### Problem requirements
Each entry below is to be reproduced exactly, though any pictures it holds must be omitted.
BEGIN Provided material
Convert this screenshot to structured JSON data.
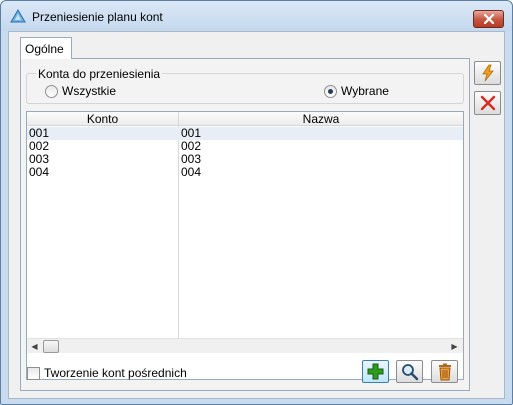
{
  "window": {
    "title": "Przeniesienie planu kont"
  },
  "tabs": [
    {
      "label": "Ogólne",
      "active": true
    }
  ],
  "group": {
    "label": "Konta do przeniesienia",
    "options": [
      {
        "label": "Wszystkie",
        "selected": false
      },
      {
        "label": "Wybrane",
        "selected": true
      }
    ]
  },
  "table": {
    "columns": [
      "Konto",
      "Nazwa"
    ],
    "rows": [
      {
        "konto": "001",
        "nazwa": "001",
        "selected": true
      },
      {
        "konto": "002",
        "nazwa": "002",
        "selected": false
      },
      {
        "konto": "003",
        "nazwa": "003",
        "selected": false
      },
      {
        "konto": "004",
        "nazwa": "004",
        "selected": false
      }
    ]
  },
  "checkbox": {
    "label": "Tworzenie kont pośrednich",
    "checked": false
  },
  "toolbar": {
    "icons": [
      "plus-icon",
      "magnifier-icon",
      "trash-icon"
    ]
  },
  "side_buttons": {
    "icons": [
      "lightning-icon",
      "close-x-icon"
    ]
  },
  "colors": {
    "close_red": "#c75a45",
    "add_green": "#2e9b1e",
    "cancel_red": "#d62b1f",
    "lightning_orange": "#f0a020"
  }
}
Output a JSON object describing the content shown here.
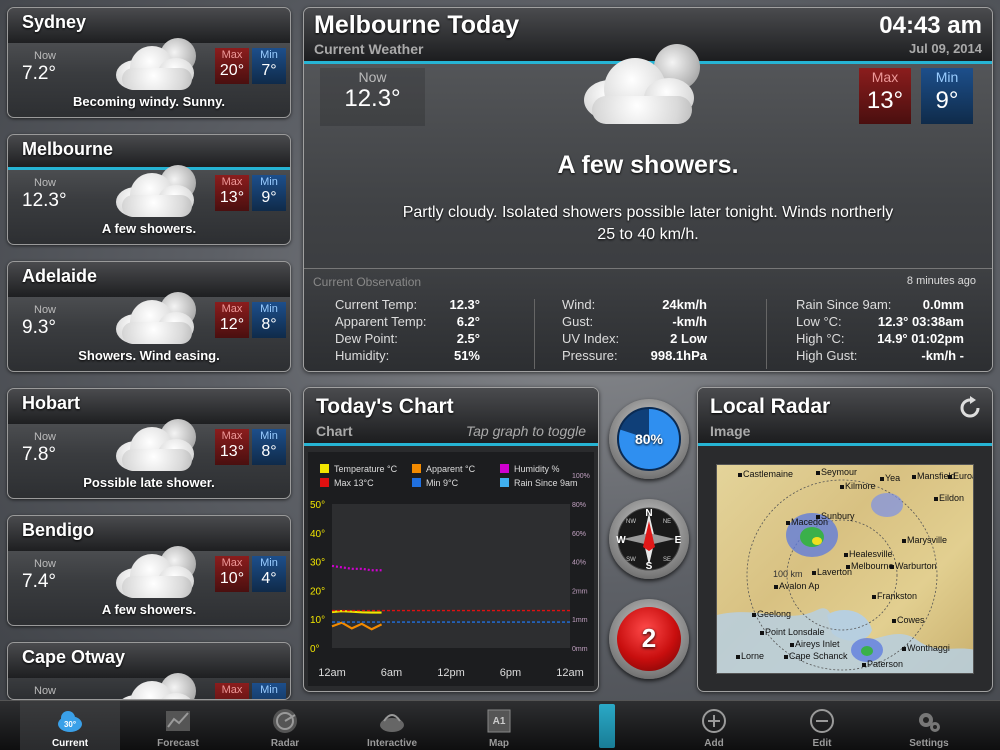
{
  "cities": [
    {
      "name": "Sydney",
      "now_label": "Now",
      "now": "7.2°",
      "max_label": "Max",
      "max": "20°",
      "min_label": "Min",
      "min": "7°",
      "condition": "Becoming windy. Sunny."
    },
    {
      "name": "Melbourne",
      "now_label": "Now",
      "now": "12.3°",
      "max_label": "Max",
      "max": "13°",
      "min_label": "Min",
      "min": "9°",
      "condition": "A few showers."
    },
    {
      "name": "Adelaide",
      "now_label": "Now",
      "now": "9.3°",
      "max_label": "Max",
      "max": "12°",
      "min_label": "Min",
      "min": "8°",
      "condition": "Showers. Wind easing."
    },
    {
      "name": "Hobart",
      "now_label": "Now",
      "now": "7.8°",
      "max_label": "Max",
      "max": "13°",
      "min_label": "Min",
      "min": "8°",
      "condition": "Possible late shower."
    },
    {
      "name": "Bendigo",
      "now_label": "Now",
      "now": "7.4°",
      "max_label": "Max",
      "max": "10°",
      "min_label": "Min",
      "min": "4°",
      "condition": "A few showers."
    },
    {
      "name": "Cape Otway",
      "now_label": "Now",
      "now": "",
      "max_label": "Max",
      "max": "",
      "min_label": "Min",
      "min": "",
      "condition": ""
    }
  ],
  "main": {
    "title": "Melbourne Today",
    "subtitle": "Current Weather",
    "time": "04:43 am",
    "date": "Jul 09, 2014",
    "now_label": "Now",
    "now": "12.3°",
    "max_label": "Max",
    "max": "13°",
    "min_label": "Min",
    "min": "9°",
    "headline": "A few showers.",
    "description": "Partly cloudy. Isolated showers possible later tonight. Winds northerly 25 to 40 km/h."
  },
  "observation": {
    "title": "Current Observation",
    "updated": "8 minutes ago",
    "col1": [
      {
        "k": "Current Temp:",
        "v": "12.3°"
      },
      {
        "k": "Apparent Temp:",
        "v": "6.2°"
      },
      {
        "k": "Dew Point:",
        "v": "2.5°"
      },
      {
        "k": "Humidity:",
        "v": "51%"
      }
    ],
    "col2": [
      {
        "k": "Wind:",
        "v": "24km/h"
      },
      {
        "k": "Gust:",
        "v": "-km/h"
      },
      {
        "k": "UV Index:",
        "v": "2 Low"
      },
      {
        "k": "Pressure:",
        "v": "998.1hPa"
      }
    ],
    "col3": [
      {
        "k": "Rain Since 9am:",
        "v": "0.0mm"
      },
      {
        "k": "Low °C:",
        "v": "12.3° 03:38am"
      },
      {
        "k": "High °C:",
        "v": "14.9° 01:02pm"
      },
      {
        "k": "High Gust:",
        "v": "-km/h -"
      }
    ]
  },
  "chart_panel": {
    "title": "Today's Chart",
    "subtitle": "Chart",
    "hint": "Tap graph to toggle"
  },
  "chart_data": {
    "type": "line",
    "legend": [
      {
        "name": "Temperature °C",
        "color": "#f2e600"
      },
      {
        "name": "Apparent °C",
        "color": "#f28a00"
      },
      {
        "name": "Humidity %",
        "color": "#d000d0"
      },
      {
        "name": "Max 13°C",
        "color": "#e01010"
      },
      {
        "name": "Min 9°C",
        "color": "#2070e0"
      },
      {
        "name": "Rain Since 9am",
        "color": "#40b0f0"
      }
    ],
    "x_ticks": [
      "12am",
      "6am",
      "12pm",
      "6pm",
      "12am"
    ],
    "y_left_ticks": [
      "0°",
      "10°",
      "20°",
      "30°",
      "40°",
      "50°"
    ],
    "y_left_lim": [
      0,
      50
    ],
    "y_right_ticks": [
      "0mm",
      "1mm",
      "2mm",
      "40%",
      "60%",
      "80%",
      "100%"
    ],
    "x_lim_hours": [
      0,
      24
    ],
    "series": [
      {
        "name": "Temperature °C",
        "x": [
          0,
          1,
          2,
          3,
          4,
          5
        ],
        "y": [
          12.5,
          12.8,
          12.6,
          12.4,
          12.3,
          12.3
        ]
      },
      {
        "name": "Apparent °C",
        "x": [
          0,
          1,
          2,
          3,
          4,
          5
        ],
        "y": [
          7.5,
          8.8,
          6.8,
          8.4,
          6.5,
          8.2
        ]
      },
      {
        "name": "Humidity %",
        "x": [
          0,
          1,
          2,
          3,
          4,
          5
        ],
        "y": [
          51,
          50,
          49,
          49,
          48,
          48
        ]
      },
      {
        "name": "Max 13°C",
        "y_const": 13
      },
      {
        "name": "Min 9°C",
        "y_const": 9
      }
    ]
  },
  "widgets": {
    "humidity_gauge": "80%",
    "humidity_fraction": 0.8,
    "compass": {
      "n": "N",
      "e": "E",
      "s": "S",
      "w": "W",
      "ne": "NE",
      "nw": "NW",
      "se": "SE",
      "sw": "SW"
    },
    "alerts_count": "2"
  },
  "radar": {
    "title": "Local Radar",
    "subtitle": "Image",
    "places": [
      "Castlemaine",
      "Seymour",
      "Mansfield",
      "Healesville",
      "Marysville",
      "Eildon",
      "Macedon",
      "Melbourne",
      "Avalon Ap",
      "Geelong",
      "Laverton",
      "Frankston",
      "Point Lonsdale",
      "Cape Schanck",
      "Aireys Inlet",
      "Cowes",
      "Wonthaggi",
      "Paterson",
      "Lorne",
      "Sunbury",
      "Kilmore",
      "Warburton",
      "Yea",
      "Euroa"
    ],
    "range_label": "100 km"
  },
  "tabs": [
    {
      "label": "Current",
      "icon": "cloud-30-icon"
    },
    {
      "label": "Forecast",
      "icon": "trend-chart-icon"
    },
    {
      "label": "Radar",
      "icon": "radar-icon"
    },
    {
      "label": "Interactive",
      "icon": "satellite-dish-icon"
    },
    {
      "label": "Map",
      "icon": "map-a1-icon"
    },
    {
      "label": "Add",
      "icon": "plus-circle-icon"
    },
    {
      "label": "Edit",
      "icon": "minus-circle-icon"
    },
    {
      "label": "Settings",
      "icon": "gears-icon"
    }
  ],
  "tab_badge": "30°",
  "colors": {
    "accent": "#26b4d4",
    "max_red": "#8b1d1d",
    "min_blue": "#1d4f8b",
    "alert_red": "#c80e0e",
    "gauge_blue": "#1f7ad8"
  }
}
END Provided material
### Exercise solution
Convert this screenshot to structured JSON data.
{
  "window": {
    "title": "Przeniesienie planu kont"
  },
  "tabs": [
    {
      "label": "Ogólne",
      "active": true
    }
  ],
  "group": {
    "label": "Konta do przeniesienia",
    "options": [
      {
        "label": "Wszystkie",
        "selected": false
      },
      {
        "label": "Wybrane",
        "selected": true
      }
    ]
  },
  "table": {
    "columns": [
      "Konto",
      "Nazwa"
    ],
    "rows": [
      {
        "konto": "001",
        "nazwa": "001",
        "selected": true
      },
      {
        "konto": "002",
        "nazwa": "002",
        "selected": false
      },
      {
        "konto": "003",
        "nazwa": "003",
        "selected": false
      },
      {
        "konto": "004",
        "nazwa": "004",
        "selected": false
      }
    ]
  },
  "checkbox": {
    "label": "Tworzenie kont pośrednich",
    "checked": false
  },
  "toolbar": {
    "icons": [
      "plus-icon",
      "magnifier-icon",
      "trash-icon"
    ]
  },
  "side_buttons": {
    "icons": [
      "lightning-icon",
      "close-x-icon"
    ]
  },
  "colors": {
    "close_red": "#c75a45",
    "add_green": "#2e9b1e",
    "cancel_red": "#d62b1f",
    "lightning_orange": "#f0a020"
  }
}
Output a JSON object describing the content shown here.
{
  "cities": [
    {
      "name": "Sydney",
      "now_label": "Now",
      "now": "7.2°",
      "max_label": "Max",
      "max": "20°",
      "min_label": "Min",
      "min": "7°",
      "condition": "Becoming windy. Sunny."
    },
    {
      "name": "Melbourne",
      "now_label": "Now",
      "now": "12.3°",
      "max_label": "Max",
      "max": "13°",
      "min_label": "Min",
      "min": "9°",
      "condition": "A few showers."
    },
    {
      "name": "Adelaide",
      "now_label": "Now",
      "now": "9.3°",
      "max_label": "Max",
      "max": "12°",
      "min_label": "Min",
      "min": "8°",
      "condition": "Showers. Wind easing."
    },
    {
      "name": "Hobart",
      "now_label": "Now",
      "now": "7.8°",
      "max_label": "Max",
      "max": "13°",
      "min_label": "Min",
      "min": "8°",
      "condition": "Possible late shower."
    },
    {
      "name": "Bendigo",
      "now_label": "Now",
      "now": "7.4°",
      "max_label": "Max",
      "max": "10°",
      "min_label": "Min",
      "min": "4°",
      "condition": "A few showers."
    },
    {
      "name": "Cape Otway",
      "now_label": "Now",
      "now": "",
      "max_label": "Max",
      "max": "",
      "min_label": "Min",
      "min": "",
      "condition": ""
    }
  ],
  "main": {
    "title": "Melbourne Today",
    "subtitle": "Current Weather",
    "time": "04:43 am",
    "date": "Jul 09, 2014",
    "now_label": "Now",
    "now": "12.3°",
    "max_label": "Max",
    "max": "13°",
    "min_label": "Min",
    "min": "9°",
    "headline": "A few showers.",
    "description": "Partly cloudy. Isolated showers possible later tonight. Winds northerly 25 to 40 km/h."
  },
  "observation": {
    "title": "Current Observation",
    "updated": "8 minutes ago",
    "col1": [
      {
        "k": "Current Temp:",
        "v": "12.3°"
      },
      {
        "k": "Apparent Temp:",
        "v": "6.2°"
      },
      {
        "k": "Dew Point:",
        "v": "2.5°"
      },
      {
        "k": "Humidity:",
        "v": "51%"
      }
    ],
    "col2": [
      {
        "k": "Wind:",
        "v": "24km/h"
      },
      {
        "k": "Gust:",
        "v": "-km/h"
      },
      {
        "k": "UV Index:",
        "v": "2 Low"
      },
      {
        "k": "Pressure:",
        "v": "998.1hPa"
      }
    ],
    "col3": [
      {
        "k": "Rain Since 9am:",
        "v": "0.0mm"
      },
      {
        "k": "Low °C:",
        "v": "12.3° 03:38am"
      },
      {
        "k": "High °C:",
        "v": "14.9° 01:02pm"
      },
      {
        "k": "High Gust:",
        "v": "-km/h -"
      }
    ]
  },
  "chart_panel": {
    "title": "Today's Chart",
    "subtitle": "Chart",
    "hint": "Tap graph to toggle"
  },
  "chart_data": {
    "type": "line",
    "legend": [
      {
        "name": "Temperature °C",
        "color": "#f2e600"
      },
      {
        "name": "Apparent °C",
        "color": "#f28a00"
      },
      {
        "name": "Humidity %",
        "color": "#d000d0"
      },
      {
        "name": "Max 13°C",
        "color": "#e01010"
      },
      {
        "name": "Min 9°C",
        "color": "#2070e0"
      },
      {
        "name": "Rain Since 9am",
        "color": "#40b0f0"
      }
    ],
    "x_ticks": [
      "12am",
      "6am",
      "12pm",
      "6pm",
      "12am"
    ],
    "y_left_ticks": [
      "0°",
      "10°",
      "20°",
      "30°",
      "40°",
      "50°"
    ],
    "y_left_lim": [
      0,
      50
    ],
    "y_right_ticks": [
      "0mm",
      "1mm",
      "2mm",
      "40%",
      "60%",
      "80%",
      "100%"
    ],
    "x_lim_hours": [
      0,
      24
    ],
    "series": [
      {
        "name": "Temperature °C",
        "x": [
          0,
          1,
          2,
          3,
          4,
          5
        ],
        "y": [
          12.5,
          12.8,
          12.6,
          12.4,
          12.3,
          12.3
        ]
      },
      {
        "name": "Apparent °C",
        "x": [
          0,
          1,
          2,
          3,
          4,
          5
        ],
        "y": [
          7.5,
          8.8,
          6.8,
          8.4,
          6.5,
          8.2
        ]
      },
      {
        "name": "Humidity %",
        "x": [
          0,
          1,
          2,
          3,
          4,
          5
        ],
        "y": [
          51,
          50,
          49,
          49,
          48,
          48
        ]
      },
      {
        "name": "Max 13°C",
        "y_const": 13
      },
      {
        "name": "Min 9°C",
        "y_const": 9
      }
    ]
  },
  "widgets": {
    "humidity_gauge": "80%",
    "humidity_fraction": 0.8,
    "compass": {
      "n": "N",
      "e": "E",
      "s": "S",
      "w": "W",
      "ne": "NE",
      "nw": "NW",
      "se": "SE",
      "sw": "SW"
    },
    "alerts_count": "2"
  },
  "radar": {
    "title": "Local Radar",
    "subtitle": "Image",
    "places": [
      "Castlemaine",
      "Seymour",
      "Mansfield",
      "Healesville",
      "Marysville",
      "Eildon",
      "Macedon",
      "Melbourne",
      "Avalon Ap",
      "Geelong",
      "Laverton",
      "Frankston",
      "Point Lonsdale",
      "Cape Schanck",
      "Aireys Inlet",
      "Cowes",
      "Wonthaggi",
      "Paterson",
      "Lorne",
      "Sunbury",
      "Kilmore",
      "Warburton",
      "Yea",
      "Euroa"
    ],
    "range_label": "100 km"
  },
  "tabs": [
    {
      "label": "Current",
      "icon": "cloud-30-icon"
    },
    {
      "label": "Forecast",
      "icon": "trend-chart-icon"
    },
    {
      "label": "Radar",
      "icon": "radar-icon"
    },
    {
      "label": "Interactive",
      "icon": "satellite-dish-icon"
    },
    {
      "label": "Map",
      "icon": "map-a1-icon"
    },
    {
      "label": "Add",
      "icon": "plus-circle-icon"
    },
    {
      "label": "Edit",
      "icon": "minus-circle-icon"
    },
    {
      "label": "Settings",
      "icon": "gears-icon"
    }
  ],
  "tab_badge": "30°",
  "colors": {
    "accent": "#26b4d4",
    "max_red": "#8b1d1d",
    "min_blue": "#1d4f8b",
    "alert_red": "#c80e0e",
    "gauge_blue": "#1f7ad8"
  }
}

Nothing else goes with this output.